Ayer Reveals Jared Leto's Tattooed "Suicide Squad" Joker
If there’s one thing that a quick look at the current state of television and movies will tell you, it’s that there’s not much need for original ideas when there’s so much out there ready and waiting to be adapted, updated or just outright ripped off. That’s why we’ve decided to help in that process with a series which offers up some of the things we’d like to see being brought to big screen or small. This week’s suggestion? Beyond Belief.
What Is It?
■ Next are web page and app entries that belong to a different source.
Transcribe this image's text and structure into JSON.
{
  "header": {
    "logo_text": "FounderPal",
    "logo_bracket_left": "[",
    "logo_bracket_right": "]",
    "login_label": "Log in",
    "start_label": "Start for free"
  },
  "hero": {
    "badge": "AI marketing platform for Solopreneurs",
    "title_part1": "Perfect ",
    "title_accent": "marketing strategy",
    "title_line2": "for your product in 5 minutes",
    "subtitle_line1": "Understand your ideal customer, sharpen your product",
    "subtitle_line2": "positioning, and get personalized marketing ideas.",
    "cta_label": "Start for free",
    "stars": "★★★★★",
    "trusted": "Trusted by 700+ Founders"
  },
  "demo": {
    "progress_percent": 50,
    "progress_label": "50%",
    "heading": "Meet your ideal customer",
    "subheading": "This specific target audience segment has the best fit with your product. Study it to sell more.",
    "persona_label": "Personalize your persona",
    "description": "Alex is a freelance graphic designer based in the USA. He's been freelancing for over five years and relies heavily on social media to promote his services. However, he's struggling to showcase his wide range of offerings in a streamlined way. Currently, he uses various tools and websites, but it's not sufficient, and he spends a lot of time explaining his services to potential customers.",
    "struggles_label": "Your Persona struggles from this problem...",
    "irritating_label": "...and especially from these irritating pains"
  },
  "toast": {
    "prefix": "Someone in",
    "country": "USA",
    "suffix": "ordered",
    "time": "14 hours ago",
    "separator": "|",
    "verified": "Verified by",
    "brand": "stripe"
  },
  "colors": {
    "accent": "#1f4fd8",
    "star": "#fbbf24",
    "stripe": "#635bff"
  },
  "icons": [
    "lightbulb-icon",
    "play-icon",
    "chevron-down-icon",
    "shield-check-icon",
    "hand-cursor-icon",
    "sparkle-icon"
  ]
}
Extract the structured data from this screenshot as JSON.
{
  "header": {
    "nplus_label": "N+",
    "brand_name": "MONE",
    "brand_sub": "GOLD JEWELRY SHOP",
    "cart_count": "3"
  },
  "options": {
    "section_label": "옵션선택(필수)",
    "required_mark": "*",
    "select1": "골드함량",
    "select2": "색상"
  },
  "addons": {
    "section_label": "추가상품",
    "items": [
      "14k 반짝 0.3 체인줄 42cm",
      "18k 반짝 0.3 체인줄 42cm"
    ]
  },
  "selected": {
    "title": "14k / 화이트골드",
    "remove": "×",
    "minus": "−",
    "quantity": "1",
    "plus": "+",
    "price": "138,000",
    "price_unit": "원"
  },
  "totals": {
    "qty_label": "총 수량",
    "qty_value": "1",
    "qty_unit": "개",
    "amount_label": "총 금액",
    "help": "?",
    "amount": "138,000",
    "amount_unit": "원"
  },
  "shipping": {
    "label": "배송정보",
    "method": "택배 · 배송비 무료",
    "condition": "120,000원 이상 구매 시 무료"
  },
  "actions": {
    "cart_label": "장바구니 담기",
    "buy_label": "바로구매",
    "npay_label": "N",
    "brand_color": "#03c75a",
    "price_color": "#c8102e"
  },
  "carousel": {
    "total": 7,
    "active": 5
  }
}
Part of the spectacular Thrilling Adventure Hour, a stage show and podcast “in the style of an old-time radio show,” as the show’s creators, Ben Acker and Ben Blacker (No, really; they also write for the CW’s Supernatural) put it, Beyond Belief is pretty much the answer to the question “What if The Thin Man had ghosts in it, and its leading couple were even more obviously terrible alcoholics?” The intro to each Beyond Belief puts it best:
Meet Frank and Sadie Doyle: the toast of the upper crust, headliners on the society pages… and, oh yes, they see ghosts!
In case that doesn’t set the tone enough, that’s immediately followed by Frank detourning the catchphrase of the Phantom by asking “Who cares what evil lurks in the hearts of men?” only for Sadie to chime in, “Unless evil’s carrying the martini tray, darling!” Plots have involved the inner politics of vampire society, the difficulty of drinking at seances – everyone has to be holding hands, you see, which doesn’t leave a spare one to lift your drink with – and the sad truth that even African gods can be defeated by two American drunks on safari who have no idea what they’re dealing with.
Beyond Belief isn’t the only segment of the Thrilling Adventure Hour – there’s also Sparks Nevada, Marshal on Mars, Jefferson Reid, Ace American and The Adventures of Captain Laserbeam, to name a few – but it is the most reliably funny, and the one that would translate best outside of the quasi-radio format, if only because of the truly great characters of Frank and Sadie Doyle, drunks and supernatural experts at large. The world needs to know more about them.
What Could It Be?
While Beyond Belief has shown that it has both the story potential and characters to make it as a television series – Hell, you could probably just take the audio from the existing stage version radio show/podcast and animate it and it’d work pretty well – I find myself wishing for a big budget movie version that would have the money to create truly amazing spectacles for Frank and Sadie to ignore in favor of keeping up appearances and making sure their glasses are topped up at every available opportunity. Perhaps more importantly, a series of movies would keep the joke from wearing too thin on a weekly basis, and also ensure that both Paul F. Tompkins and Paget Brewster would be available to reprise their roles from the original; as great as Acker and Blacker’s scripts are – and they’re really spectacular – what makes Beyond Belief so enjoyable are Tompkins and Brewster’s performances, especially the latter’s, with a particular and peculiar accent that has to be heard to be believed. The idea of a Beyond Belief without them? I don’t even want to consider it.
Beyond Belief has everything audiences could want in a movie: Good (and memorable) characters, something unexpected and unusual (Both in terms of the supernatural element and the leads’ blasé attitude towards the whole thing) and enough of the familiar (It’s The Thin Man meets Ghostbusters!) to make the whole thing seem inviting through the implied nostalgia it brings. Studios of America, this is your 2013 surprise summer smash right here. All you have to do it make it happen.